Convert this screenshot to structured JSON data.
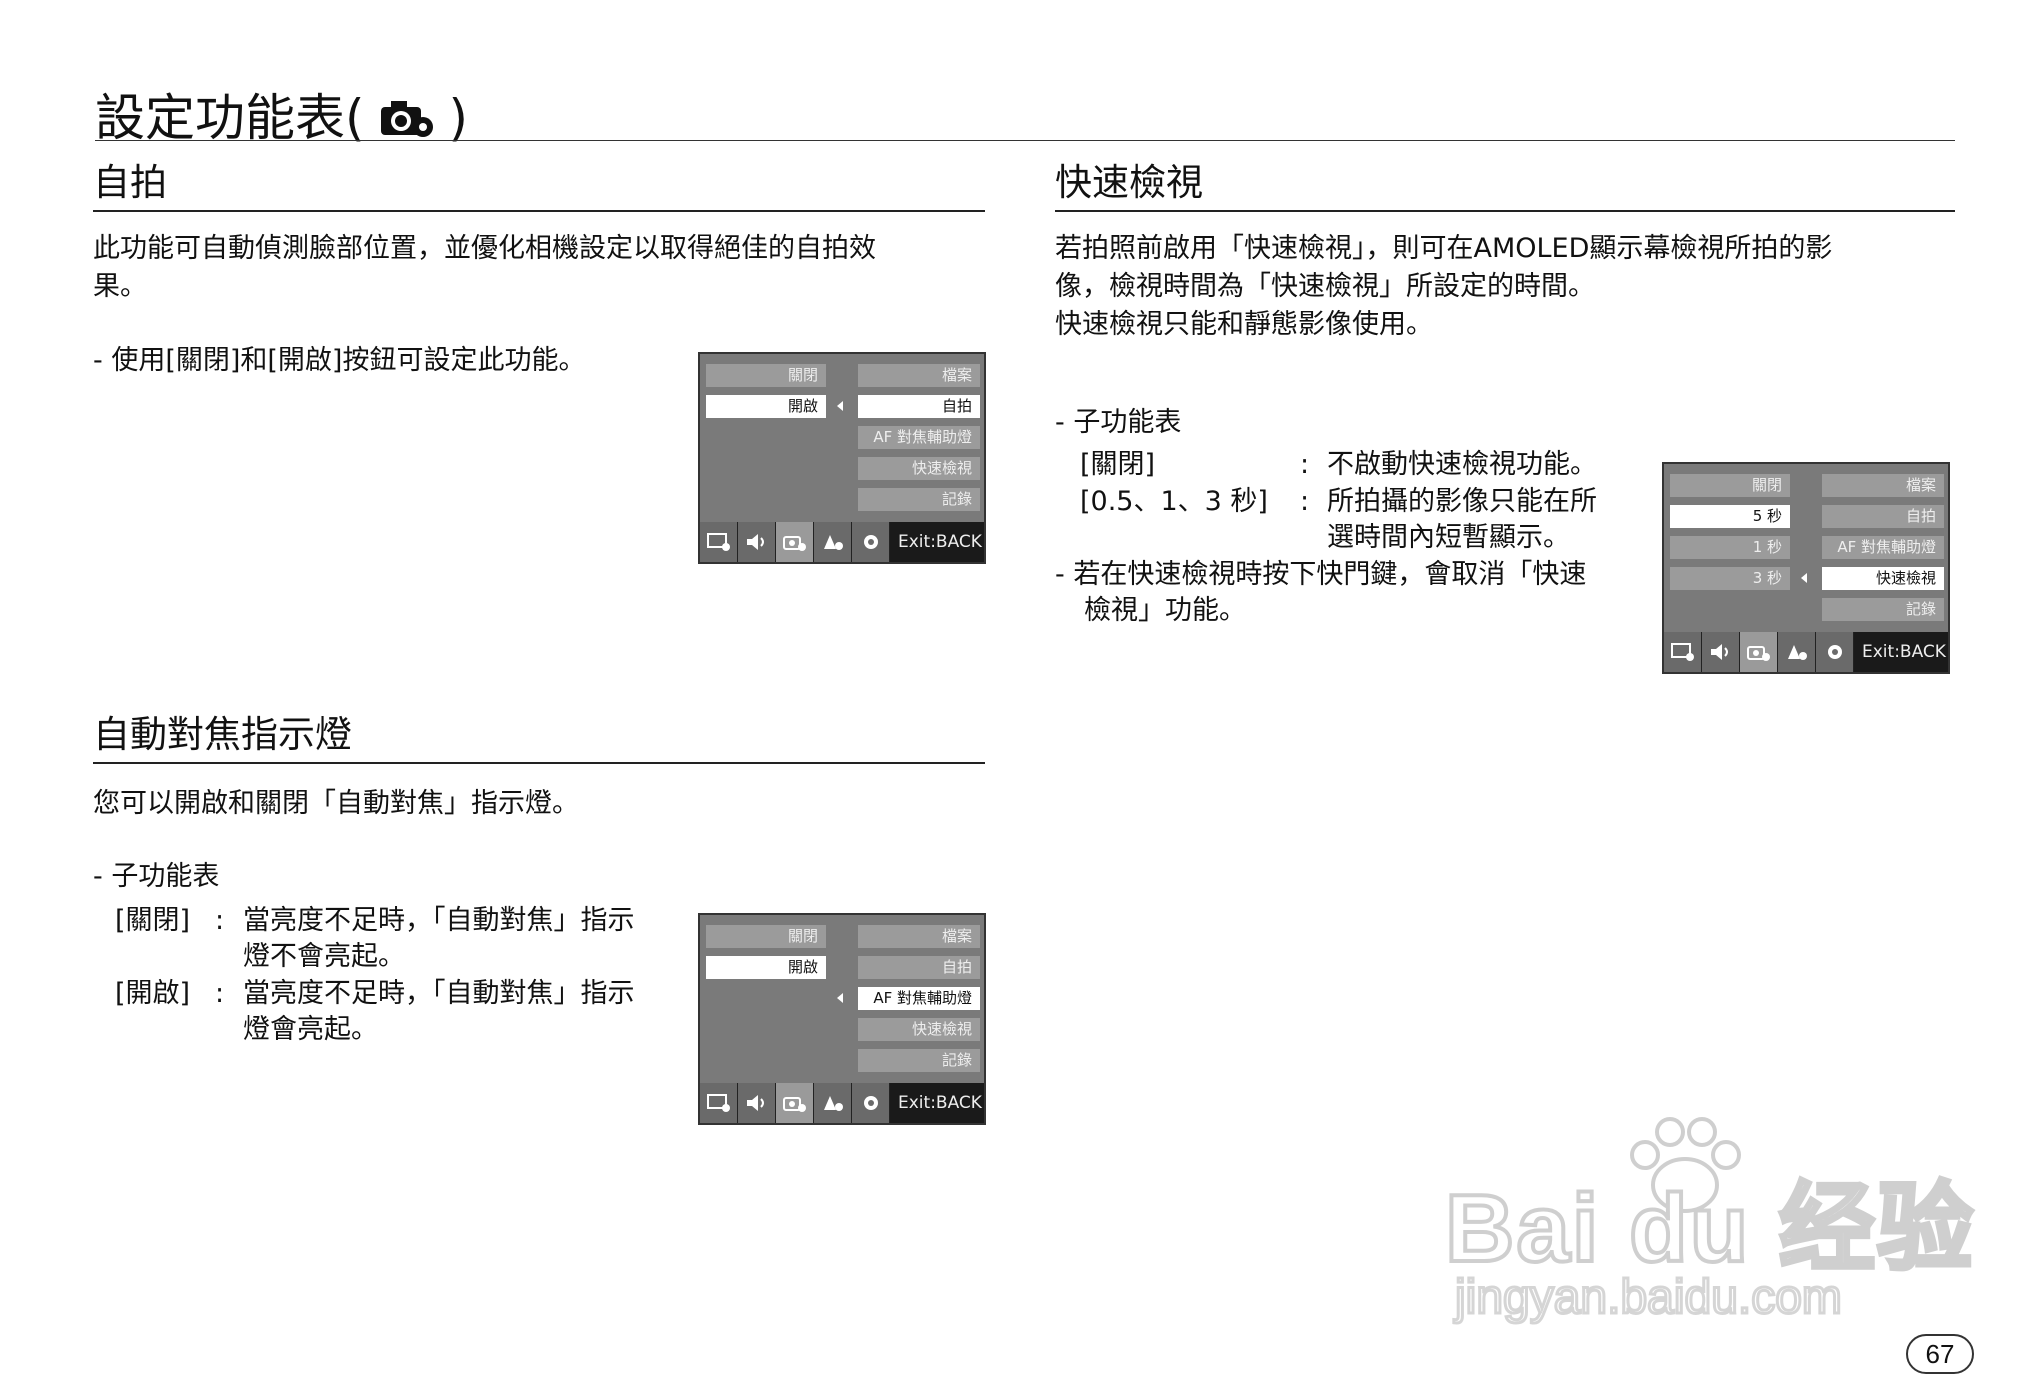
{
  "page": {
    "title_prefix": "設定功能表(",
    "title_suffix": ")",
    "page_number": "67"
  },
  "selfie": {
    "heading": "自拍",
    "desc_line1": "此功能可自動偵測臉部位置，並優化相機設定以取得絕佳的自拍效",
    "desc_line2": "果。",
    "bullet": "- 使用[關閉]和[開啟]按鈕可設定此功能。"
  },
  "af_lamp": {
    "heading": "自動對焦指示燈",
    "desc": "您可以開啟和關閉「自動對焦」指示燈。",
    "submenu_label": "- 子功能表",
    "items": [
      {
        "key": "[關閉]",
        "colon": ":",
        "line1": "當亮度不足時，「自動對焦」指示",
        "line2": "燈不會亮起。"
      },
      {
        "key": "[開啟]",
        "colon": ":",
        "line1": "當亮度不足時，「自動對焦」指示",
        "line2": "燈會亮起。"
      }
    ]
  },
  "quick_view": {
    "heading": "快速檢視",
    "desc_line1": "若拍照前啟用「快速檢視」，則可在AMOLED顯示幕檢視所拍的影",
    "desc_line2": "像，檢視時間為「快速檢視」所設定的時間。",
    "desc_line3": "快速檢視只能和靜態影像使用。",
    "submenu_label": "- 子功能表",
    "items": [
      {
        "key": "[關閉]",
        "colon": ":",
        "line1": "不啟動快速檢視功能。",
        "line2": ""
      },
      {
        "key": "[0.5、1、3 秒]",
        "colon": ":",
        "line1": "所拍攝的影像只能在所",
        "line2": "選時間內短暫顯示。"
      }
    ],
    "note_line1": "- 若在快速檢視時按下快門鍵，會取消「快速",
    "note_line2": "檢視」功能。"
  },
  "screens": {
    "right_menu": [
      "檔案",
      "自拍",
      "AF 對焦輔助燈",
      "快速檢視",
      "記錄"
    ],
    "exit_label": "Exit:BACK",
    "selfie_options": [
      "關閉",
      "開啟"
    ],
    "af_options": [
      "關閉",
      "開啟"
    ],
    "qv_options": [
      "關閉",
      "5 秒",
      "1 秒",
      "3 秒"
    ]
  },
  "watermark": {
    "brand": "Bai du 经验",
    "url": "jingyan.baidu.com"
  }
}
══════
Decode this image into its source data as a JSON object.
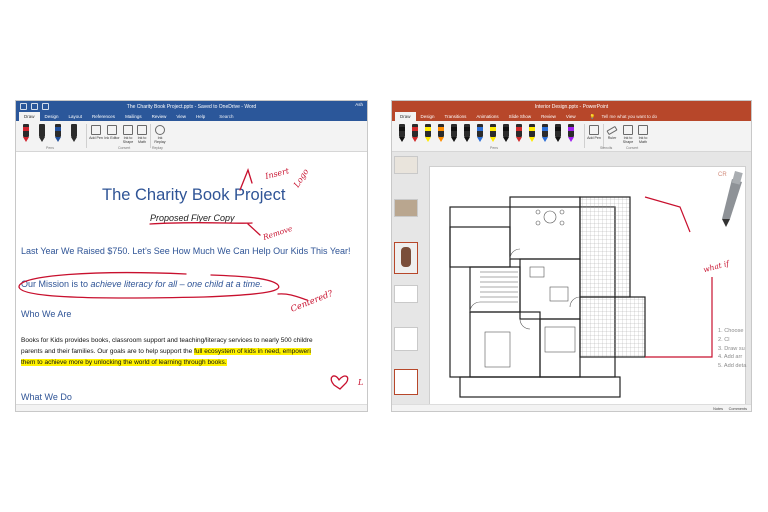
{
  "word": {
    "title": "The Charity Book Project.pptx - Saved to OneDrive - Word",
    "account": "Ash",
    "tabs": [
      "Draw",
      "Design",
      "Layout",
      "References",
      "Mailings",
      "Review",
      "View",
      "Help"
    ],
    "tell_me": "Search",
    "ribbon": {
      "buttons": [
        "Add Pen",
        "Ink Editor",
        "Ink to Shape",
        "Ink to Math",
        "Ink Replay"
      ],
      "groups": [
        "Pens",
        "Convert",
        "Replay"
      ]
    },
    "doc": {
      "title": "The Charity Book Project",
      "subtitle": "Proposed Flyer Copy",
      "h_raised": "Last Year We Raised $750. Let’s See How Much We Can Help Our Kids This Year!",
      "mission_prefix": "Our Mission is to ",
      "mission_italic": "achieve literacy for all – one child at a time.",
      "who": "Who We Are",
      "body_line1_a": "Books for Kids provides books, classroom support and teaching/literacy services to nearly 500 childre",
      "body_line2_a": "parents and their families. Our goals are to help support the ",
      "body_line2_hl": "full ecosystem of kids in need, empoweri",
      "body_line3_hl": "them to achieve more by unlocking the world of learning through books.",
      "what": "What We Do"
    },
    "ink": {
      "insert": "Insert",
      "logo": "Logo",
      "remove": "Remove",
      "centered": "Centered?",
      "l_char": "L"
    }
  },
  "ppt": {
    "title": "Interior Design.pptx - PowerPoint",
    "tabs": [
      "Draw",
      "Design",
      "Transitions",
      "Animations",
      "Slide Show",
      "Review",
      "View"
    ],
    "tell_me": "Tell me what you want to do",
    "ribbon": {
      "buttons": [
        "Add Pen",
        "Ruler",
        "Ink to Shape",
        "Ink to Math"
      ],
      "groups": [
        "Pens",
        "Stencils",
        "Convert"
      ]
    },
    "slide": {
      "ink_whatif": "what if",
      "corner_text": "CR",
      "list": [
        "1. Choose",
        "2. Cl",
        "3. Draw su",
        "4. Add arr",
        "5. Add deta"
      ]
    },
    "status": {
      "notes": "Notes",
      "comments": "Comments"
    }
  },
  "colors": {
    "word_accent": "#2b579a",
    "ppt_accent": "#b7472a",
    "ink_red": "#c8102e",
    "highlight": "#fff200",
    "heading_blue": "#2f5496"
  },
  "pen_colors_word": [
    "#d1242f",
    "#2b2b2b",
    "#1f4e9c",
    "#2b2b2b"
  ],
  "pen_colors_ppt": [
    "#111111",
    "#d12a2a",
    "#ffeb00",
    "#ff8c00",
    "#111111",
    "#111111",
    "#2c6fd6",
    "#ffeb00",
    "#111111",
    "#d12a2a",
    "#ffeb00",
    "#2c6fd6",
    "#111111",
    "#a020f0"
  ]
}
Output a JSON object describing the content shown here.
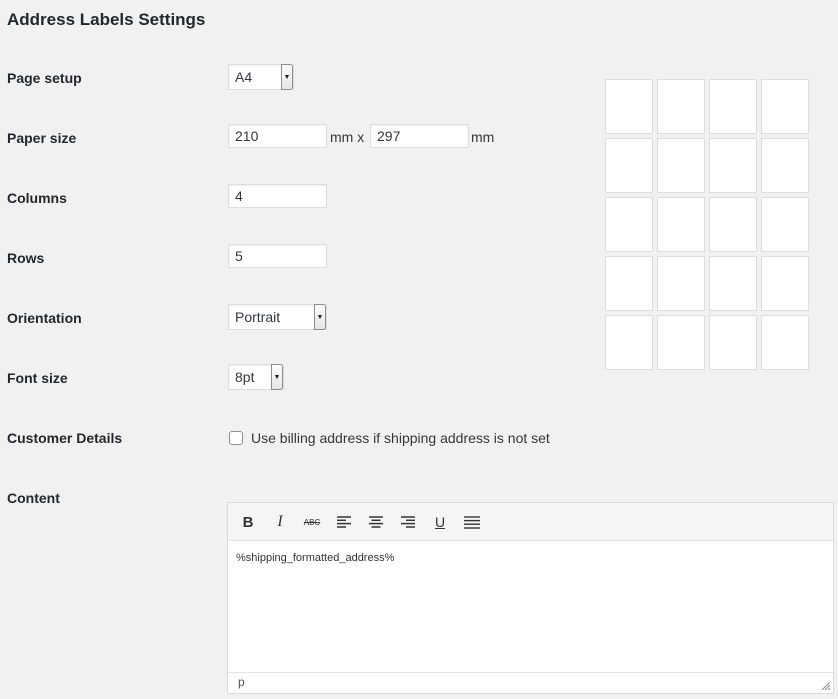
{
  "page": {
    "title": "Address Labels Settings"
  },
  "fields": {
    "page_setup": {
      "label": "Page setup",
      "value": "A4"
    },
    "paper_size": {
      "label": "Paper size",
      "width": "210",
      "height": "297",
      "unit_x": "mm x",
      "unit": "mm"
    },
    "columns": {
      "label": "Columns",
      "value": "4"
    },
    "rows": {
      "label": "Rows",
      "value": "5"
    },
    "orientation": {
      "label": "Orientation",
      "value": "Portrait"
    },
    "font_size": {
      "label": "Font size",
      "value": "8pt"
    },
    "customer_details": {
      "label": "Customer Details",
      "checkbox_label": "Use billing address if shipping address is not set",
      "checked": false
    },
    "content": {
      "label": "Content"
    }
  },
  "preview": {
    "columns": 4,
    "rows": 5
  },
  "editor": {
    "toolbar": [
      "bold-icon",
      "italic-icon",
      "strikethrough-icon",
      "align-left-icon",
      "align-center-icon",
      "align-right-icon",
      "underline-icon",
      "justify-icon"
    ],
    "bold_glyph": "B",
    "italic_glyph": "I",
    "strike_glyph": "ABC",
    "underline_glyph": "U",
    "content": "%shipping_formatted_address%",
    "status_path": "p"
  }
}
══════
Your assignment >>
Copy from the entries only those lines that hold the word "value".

Reply >>
      "value": "A4"
      "value": "4"
      "value": "5"
      "value": "Portrait"
      "value": "8pt"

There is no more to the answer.